That figure is small compared with overall exports of passenger cars and trucks from Mexico to its Nafta neighbours to the north, which stand at 2.19m, or 86% of overall vehicle exports from Mexico (2.55m) over the 11-month period last year.

Toyota also produced a list of figures to emphasise its commitment to production in the US, pointing out that it had made direct investment of almost $22 billion and already had 10 manufacturing plants there. Recent expansions include that at the Georgetown plant in Kentucky, in which Toyota invested $360m and added 750 jobs. Toyota also pointed out that it exported more than 160,000 US-built vehicles to 40 countries and was helping to establish the US as a global export hub.

At the same time, however, the carmaker was careful to declare its willingness to work with the new political administration coming in this month.
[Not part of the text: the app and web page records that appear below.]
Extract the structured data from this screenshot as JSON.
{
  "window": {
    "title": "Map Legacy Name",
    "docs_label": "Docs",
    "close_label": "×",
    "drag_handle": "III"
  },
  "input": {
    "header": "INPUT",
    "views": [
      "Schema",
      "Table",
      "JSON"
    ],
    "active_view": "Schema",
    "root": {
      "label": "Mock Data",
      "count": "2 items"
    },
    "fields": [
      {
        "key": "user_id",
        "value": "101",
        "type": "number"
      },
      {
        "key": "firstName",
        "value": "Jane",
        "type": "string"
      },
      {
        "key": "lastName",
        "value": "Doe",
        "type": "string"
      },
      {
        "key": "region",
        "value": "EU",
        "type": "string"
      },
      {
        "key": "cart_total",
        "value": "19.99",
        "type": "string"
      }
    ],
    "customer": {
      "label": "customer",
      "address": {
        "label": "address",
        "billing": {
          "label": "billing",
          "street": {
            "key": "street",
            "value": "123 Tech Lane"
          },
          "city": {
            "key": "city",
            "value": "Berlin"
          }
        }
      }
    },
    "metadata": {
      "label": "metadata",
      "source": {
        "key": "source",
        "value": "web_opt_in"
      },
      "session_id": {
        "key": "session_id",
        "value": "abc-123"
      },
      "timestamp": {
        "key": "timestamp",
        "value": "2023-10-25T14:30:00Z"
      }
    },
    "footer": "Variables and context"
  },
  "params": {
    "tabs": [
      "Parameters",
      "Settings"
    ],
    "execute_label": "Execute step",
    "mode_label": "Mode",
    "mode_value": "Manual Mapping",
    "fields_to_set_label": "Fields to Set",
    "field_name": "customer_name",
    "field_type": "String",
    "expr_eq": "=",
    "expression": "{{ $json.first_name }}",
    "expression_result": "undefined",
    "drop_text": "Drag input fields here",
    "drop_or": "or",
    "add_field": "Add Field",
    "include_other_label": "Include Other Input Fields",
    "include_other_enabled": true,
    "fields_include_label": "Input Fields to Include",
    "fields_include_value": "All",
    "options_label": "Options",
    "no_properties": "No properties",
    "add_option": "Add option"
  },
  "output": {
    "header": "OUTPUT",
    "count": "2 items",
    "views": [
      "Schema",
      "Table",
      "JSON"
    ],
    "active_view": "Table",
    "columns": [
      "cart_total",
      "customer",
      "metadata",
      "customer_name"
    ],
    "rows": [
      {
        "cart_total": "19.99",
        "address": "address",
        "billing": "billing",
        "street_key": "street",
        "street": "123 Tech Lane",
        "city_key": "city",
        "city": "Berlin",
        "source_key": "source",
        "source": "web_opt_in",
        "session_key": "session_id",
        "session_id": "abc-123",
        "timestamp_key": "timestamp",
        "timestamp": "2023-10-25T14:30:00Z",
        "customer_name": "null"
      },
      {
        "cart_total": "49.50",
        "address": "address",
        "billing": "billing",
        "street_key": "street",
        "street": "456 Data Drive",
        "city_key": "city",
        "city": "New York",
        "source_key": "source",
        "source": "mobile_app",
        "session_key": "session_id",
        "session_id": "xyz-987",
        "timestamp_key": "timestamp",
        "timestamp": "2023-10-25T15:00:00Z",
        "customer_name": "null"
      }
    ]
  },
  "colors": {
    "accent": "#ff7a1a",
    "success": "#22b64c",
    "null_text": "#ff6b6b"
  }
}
“Toyota looks forward to collaborating with the Trump administration to serve in the best interests of consumers and the automotive industry,” said the company.

Whether Trump will act on his Twitter threats to impose heavy border taxes remains to be seen but, according to Thomas Cullen, analyst at consultancy Transport Intelligence, if vehicle manufacturers start to feel pressure to change their supply chain policies, global trade and logistics markets would come under substantial pressure.

“To take the Mexican example, much of production in Mexico relies on major components – including items such as engines and gearboxes – made in the US,” he said. “The reverse is also true, with Mexican plants acting as sources for parts for US production. Unraveling this supply chain structure would be possible but expensive and would have a major impact on rail and road freight across the US.”

News Source: Link